RECORDS FOR PROCESSING:
####

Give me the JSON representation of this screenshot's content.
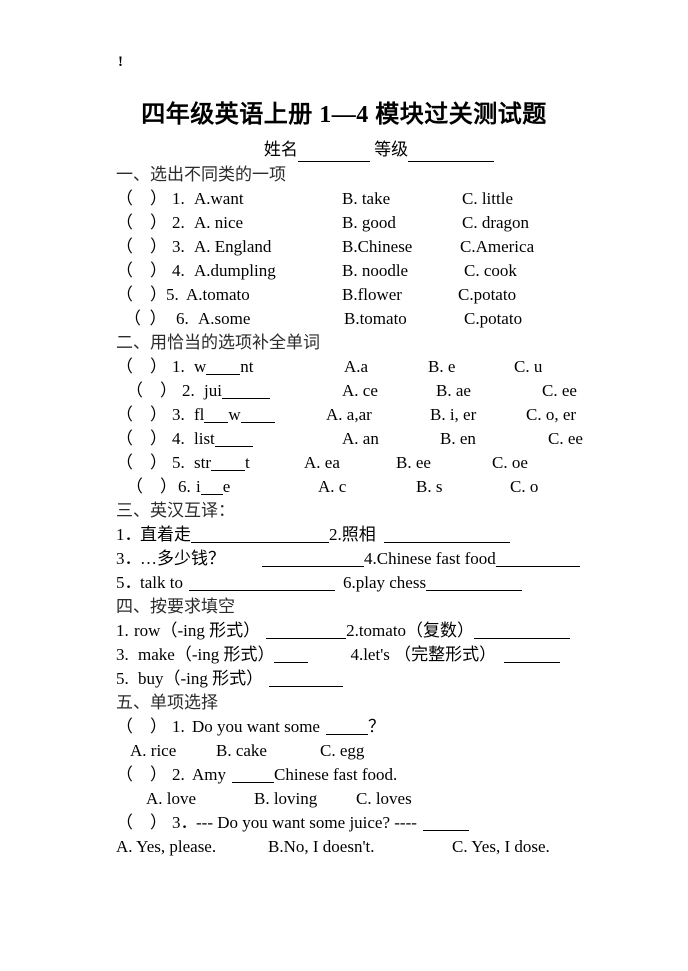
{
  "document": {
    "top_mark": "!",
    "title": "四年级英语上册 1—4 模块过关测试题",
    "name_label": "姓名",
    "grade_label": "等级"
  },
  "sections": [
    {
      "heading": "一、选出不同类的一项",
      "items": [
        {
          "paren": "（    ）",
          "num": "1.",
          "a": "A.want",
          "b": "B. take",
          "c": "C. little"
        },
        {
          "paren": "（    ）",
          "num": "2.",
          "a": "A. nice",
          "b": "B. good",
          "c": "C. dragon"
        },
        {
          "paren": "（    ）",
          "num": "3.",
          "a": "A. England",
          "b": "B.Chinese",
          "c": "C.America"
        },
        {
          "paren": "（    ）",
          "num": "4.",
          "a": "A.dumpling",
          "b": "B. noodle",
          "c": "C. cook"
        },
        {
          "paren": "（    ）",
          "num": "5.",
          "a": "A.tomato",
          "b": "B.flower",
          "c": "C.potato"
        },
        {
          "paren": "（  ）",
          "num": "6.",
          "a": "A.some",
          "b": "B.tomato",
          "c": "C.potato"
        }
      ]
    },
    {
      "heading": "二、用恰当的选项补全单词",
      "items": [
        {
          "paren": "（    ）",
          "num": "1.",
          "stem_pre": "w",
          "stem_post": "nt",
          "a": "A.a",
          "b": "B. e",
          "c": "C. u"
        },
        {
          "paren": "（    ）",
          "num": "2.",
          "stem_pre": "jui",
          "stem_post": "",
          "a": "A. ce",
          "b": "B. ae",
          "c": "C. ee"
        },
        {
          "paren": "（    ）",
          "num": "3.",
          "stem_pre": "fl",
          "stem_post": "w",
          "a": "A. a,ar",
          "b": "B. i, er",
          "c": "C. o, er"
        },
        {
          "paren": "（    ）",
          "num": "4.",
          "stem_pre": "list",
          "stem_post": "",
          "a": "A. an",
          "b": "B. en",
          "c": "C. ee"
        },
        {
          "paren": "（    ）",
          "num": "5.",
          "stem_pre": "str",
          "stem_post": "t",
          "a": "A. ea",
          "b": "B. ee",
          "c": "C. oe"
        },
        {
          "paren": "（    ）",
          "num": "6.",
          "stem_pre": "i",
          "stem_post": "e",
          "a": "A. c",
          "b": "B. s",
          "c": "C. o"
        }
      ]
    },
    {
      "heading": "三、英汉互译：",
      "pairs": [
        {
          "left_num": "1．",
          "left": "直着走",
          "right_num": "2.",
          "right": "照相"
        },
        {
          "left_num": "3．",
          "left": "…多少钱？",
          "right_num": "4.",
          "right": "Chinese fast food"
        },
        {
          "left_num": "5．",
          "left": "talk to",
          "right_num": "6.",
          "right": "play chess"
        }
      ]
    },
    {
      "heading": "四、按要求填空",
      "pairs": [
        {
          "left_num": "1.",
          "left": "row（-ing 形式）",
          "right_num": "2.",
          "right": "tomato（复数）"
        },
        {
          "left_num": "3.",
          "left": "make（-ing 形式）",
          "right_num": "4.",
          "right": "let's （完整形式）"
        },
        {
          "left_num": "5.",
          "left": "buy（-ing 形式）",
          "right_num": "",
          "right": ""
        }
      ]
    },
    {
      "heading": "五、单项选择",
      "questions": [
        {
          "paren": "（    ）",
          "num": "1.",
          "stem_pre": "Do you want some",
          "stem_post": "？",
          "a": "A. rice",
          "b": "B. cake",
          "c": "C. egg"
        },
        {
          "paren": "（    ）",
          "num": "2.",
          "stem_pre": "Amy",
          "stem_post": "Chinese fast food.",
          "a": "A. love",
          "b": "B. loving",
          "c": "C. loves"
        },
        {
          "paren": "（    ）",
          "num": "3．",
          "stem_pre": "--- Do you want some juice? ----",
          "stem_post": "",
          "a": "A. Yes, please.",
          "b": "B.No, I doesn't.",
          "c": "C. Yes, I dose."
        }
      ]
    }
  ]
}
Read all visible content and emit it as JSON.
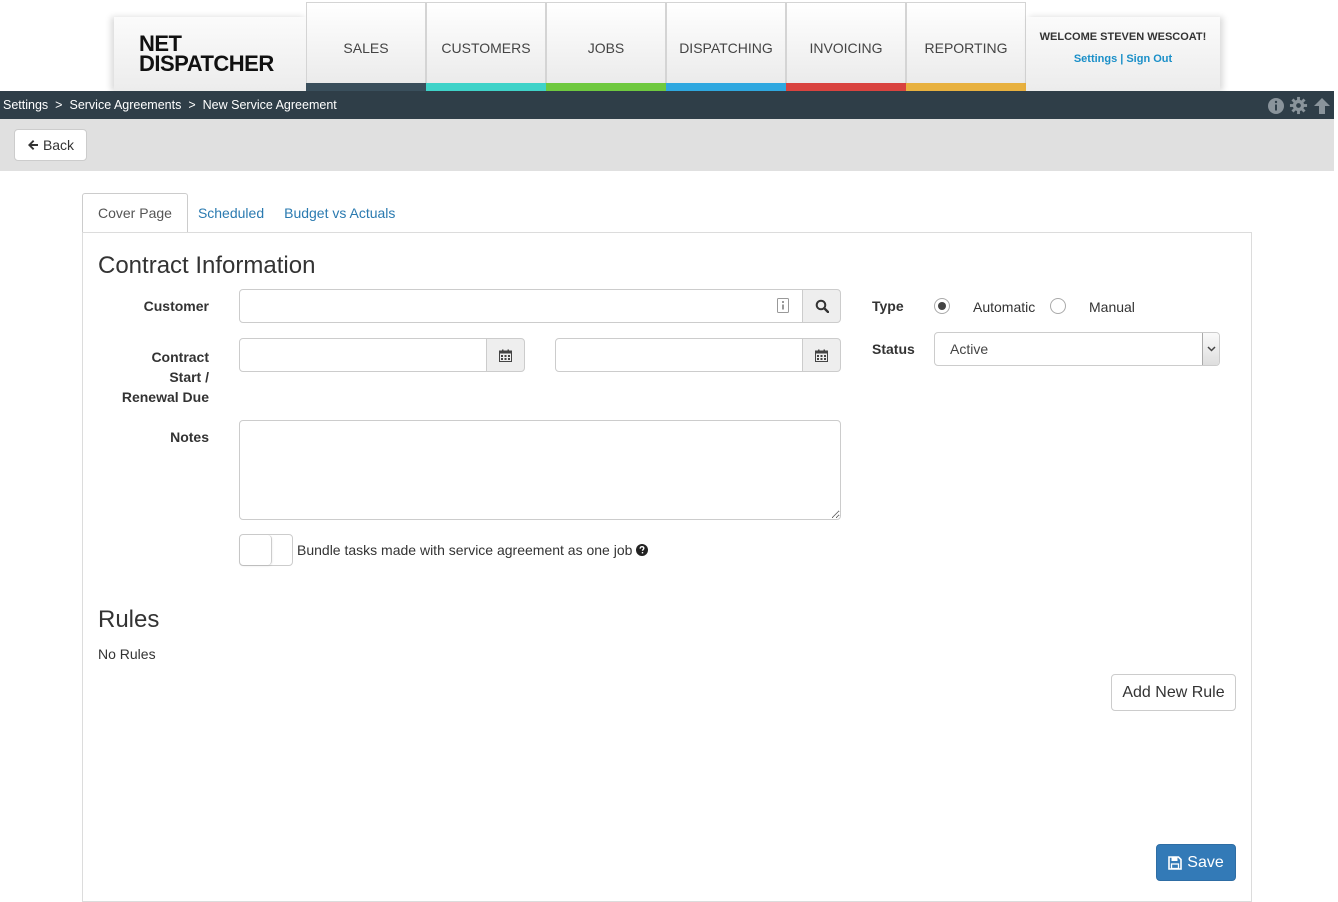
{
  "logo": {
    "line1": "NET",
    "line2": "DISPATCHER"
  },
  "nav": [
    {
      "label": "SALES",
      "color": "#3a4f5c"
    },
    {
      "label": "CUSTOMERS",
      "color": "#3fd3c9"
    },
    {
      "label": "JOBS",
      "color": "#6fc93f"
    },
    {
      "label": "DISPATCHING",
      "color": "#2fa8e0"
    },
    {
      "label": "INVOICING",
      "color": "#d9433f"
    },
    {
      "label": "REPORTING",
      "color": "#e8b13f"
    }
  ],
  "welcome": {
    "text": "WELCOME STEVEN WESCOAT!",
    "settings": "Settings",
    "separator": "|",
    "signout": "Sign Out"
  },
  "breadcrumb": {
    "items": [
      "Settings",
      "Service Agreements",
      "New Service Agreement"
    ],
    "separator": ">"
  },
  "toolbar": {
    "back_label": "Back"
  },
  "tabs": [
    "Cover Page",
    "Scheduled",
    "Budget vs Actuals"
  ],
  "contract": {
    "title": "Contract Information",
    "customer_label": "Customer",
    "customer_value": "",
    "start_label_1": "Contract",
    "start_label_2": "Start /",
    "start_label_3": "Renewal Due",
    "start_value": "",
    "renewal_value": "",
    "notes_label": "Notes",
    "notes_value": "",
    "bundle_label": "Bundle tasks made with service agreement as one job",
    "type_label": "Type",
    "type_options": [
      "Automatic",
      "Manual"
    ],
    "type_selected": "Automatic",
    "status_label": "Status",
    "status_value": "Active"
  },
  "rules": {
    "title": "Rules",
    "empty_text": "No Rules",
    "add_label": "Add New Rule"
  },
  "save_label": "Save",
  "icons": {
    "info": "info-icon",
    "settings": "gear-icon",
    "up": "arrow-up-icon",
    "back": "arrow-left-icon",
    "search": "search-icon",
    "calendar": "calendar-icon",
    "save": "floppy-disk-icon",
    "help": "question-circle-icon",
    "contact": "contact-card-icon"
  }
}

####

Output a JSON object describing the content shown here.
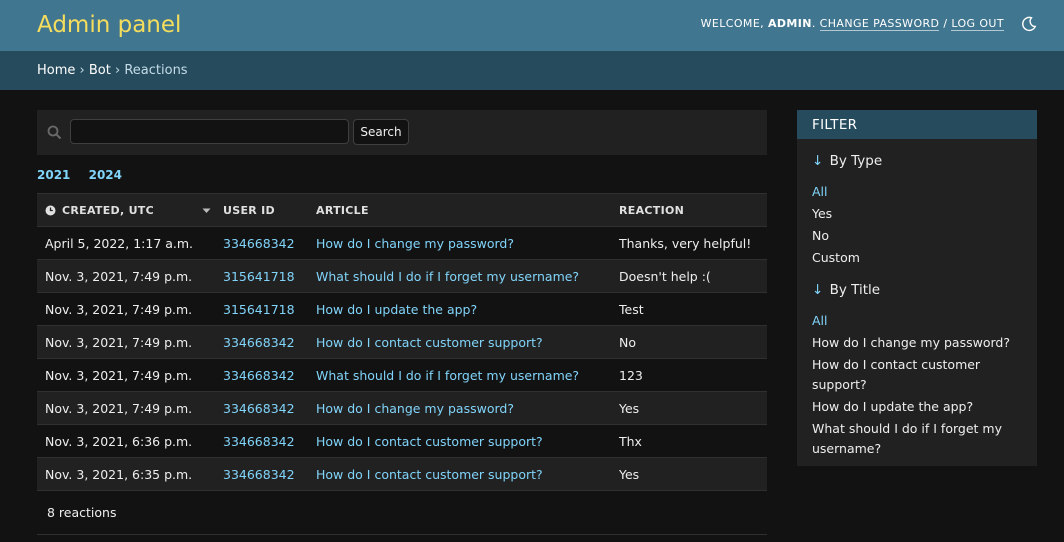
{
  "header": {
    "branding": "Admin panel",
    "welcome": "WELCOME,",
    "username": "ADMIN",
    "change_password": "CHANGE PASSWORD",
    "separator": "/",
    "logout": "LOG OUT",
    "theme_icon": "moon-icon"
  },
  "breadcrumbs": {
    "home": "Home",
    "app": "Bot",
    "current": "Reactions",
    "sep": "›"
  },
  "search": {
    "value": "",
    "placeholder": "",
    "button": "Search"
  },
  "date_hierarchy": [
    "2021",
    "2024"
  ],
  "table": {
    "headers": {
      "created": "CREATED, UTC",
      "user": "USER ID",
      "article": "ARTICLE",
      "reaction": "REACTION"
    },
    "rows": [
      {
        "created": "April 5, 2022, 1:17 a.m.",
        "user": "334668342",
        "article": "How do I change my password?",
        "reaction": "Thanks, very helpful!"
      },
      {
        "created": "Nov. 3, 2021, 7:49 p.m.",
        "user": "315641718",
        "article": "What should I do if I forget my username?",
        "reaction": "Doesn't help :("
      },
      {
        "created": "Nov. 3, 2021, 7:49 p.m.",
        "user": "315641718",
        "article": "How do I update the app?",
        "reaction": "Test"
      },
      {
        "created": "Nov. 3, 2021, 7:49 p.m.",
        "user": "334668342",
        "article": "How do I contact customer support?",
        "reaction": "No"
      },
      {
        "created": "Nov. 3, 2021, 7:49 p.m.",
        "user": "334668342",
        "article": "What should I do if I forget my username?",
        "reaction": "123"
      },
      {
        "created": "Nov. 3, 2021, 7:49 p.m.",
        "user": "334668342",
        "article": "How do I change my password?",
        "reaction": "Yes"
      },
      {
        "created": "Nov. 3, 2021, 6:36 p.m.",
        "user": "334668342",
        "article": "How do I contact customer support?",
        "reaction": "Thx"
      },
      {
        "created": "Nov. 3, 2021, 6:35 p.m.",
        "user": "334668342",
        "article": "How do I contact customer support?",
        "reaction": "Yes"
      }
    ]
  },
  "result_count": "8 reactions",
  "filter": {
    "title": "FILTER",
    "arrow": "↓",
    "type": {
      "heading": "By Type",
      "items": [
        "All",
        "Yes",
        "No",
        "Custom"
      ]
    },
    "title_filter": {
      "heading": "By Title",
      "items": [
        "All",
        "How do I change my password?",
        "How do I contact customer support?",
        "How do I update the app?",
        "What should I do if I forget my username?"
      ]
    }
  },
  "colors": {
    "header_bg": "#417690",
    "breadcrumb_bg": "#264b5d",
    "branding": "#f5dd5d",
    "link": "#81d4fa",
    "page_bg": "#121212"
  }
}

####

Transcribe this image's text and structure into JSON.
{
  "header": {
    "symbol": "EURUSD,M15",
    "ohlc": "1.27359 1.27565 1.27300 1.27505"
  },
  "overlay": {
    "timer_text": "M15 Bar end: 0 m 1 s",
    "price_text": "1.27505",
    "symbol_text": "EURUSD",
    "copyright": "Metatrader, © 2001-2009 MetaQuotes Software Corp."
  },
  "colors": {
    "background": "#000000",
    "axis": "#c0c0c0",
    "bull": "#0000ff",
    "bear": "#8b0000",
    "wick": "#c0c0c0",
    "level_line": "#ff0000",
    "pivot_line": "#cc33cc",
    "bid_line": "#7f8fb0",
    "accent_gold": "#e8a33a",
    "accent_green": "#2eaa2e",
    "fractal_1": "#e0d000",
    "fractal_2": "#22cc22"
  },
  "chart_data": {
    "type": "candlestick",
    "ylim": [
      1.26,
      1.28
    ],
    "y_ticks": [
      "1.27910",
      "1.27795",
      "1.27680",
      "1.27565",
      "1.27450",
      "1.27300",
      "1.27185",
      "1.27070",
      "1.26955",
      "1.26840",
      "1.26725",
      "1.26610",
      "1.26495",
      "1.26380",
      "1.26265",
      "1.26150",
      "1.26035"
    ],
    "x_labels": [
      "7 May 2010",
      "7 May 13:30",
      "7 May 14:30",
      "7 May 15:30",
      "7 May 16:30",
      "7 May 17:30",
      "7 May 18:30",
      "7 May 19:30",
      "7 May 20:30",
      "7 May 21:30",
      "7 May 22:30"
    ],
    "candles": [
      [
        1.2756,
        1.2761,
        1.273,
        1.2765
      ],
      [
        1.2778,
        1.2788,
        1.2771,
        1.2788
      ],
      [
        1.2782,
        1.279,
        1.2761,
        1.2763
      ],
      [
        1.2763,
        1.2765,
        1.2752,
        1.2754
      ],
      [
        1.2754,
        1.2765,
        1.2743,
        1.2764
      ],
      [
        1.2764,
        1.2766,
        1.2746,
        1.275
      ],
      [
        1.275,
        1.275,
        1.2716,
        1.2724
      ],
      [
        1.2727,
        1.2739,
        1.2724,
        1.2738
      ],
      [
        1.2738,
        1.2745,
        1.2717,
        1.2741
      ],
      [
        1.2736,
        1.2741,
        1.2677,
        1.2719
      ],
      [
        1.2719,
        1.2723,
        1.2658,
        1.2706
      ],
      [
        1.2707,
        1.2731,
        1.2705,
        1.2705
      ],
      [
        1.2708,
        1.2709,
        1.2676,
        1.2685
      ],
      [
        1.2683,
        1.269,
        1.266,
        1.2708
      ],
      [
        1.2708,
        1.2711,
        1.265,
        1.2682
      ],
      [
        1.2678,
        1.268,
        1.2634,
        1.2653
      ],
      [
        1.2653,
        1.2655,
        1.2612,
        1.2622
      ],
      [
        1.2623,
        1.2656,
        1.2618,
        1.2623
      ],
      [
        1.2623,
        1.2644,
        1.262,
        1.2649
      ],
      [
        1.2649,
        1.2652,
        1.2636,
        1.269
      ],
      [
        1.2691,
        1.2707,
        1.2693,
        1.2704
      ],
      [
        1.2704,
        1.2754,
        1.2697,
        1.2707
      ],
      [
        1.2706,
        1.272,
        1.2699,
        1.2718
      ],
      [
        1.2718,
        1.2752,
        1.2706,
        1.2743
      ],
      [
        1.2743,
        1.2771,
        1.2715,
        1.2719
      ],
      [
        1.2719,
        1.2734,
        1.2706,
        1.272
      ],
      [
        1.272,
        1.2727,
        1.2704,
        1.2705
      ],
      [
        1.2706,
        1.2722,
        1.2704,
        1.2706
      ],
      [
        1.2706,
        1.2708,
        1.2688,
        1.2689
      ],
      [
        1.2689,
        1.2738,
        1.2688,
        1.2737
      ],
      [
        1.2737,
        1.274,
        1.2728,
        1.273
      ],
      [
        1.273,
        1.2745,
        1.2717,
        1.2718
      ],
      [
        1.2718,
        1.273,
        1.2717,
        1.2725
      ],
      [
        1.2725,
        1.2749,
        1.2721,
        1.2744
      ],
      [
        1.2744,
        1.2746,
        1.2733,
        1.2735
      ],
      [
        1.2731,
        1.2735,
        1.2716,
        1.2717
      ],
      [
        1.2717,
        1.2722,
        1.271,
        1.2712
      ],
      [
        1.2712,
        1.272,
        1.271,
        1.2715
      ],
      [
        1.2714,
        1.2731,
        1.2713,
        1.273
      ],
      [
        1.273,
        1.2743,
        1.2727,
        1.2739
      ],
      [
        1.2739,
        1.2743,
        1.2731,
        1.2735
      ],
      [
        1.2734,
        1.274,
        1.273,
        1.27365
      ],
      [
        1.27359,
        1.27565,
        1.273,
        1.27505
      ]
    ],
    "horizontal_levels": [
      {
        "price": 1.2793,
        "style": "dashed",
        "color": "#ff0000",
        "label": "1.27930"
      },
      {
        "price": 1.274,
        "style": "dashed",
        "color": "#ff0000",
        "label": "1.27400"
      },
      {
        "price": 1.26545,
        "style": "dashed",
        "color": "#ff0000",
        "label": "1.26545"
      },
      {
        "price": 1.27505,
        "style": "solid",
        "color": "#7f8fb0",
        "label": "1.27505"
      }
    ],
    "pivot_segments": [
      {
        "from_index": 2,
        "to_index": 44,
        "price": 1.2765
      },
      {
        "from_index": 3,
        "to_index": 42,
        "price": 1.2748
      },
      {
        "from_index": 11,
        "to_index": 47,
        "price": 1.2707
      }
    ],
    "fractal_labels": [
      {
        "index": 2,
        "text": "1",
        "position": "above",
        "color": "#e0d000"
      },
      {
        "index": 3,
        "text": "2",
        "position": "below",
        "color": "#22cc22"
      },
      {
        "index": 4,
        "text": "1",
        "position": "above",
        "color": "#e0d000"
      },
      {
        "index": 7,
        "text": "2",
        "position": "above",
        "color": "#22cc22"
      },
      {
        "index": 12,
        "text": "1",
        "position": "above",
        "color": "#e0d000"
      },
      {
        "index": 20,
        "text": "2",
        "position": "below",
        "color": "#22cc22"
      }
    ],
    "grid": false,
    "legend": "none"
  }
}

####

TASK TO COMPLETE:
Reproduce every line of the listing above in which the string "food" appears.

OUTPUT:
          "right": "Chinese fast food"
          "stem_post": "Chinese fast food.",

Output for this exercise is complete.